Subscribe to our newsletter

     By signing up, you agree to our Terms Of Use.


    • About Us
    • |
    • Contribute
    • |
    • Contact Us
    • |
    • Sitemap

    China’s TV Hit of the Year Is a Drama About Kazakh Nomads

    Set in China’s remote northwest, the mini-series “To the Wonder” is a smash hit with domestic viewers — and a rare example of a Chinese drama winning international recognition.

    The mini-series “To the Wonder” has become China’s breakout TV hit of the year, with the eight-episode drama sparking a massive reaction on social media since its debut last week.

    Filmed in Altay Prefecture — a remote region in China’s far northwest — the series appears to have caught the imaginations of young Chinese yearning to escape the grind of life in the country’s major cities.

    On social media, viewers have gushed over Altay’s spectacular scenery and labeled it the latest destination for jaded millennials to drop out, or “lie flat.” Hashtags related to the series have received well over 500 million views on the microblogging platform Weibo.

    But “To the Wonder,” produced by online streamer iQiyi, is more than a piece of simple escapism. On the review site Douban, where users are famously picky, the show has an average rating of 8.7, the highest score of any Chinese drama released this year. Last month, the series also became the first made-in-China drama to be included in the official selection for the prestigious Canneseries festival.

    The show has won praise for its nuanced portrayal of life in Altay, which has a large ethnic Kazakh population that traditionally lived a nomadic lifestyle. It’s also a rare example of a Chinese drama produced by a female director — 39-year-old Teng Congcong — with many viewers saying they were particularly impressed by the show’s handling of female characters.

    Based on an award-winning essay collection by the writer Li Juan, “To the Wonder” follows the journey of Li Wenxiu — a young woman from Altay who is forced to move back to her hometown after failing to establish herself as a professional writer in Urumqi, capital of the Xinjiang Uyghur Autonomous Region.

    Li moves back in with her mother, who runs a convenience store in a small town in Altay, and tries to find a new direction for herself. As she readjusts to life in Altay — the place she once longed to leave behind — she comes to see the region and its inhabitants in a new light.

    Initially, Li struggles to understand her neighbors’ traditional mindset. But under the influence of her mother — who has had to rebuild her life following the death of her husband — Li comes to appreciate their resilience and reverence for nature.

    It’s far from an idealized portrait of Altay.
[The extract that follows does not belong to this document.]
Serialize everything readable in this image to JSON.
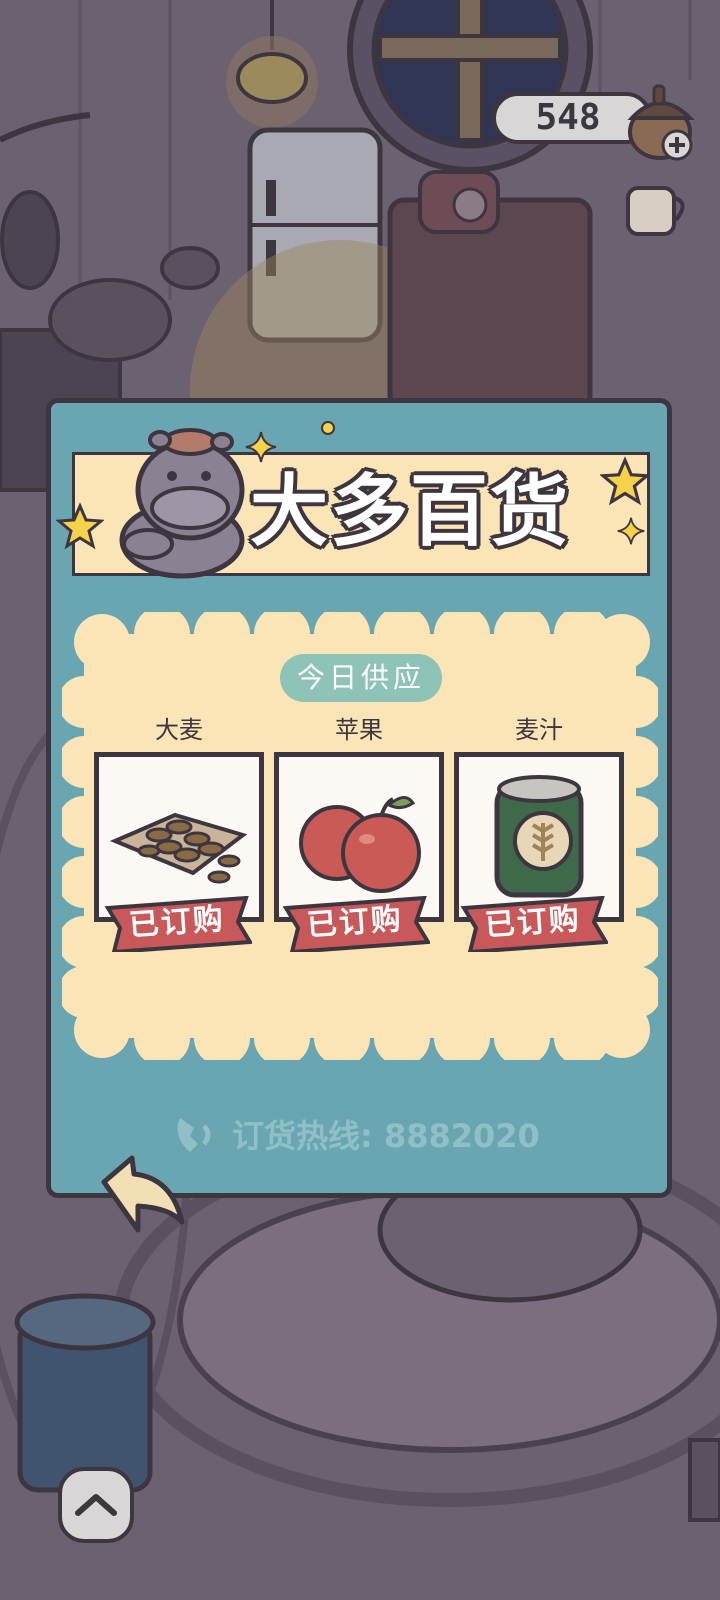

One major storyline involves the struggles of an ethnic Kazakh woman who wants to leave her alcoholic husband but faces opposition from the family.

    Despite its darker edges, netizens have described watching the show as an almost spiritual experience, akin to “inhaling oxygen” or “lying under the baking sun.” One fan of the show, surnamed Yang, told Sixth Tone she was struck by the natural flow of the narrative and the way the characters carefully develop.

    “In an era when short videos and melodramatic plots have become mainstream, this series unfolds a slow-paced world of the past in a way that’s rarely seen on screen,” Yang told Sixth Tone.

    Yang added that it was refreshing to watch a series that puts female characters front and center. Like many viewers, she believes that director Teng Congcong did well to preserve the nuances of the characters in the original essay collection in the onscreen adaptation.

    “There’s this safe feeling … that comes from the women being treated as the subject rather than the object of someone’s gaze,” said Yang.

    Meanwhile, the show already appears to be triggering a spike in tourism to Altay, which sits near the Russian border. Searches for homestays in Altay tripled in the week following the airing of the first episode of “To the Wonder,” according to accommodation rental platform Tujia.

    “To the Wonder” is the latest in a growing number of Chinese TV dramas catering to viewers’ wanderlust. The romance “Meet Yourself,” about a young woman who quits her white-collar job to move to Dali in southwest China’s Yunnan province, has reportedly led to a surge in visitors to the famously picturesque, laid-back city.

    (Header image: A still from “To the Wonder” shows the heroine running on grasslands in Altay Prefecture, Xinjiang Uyghur Autonomous Region. From Douban)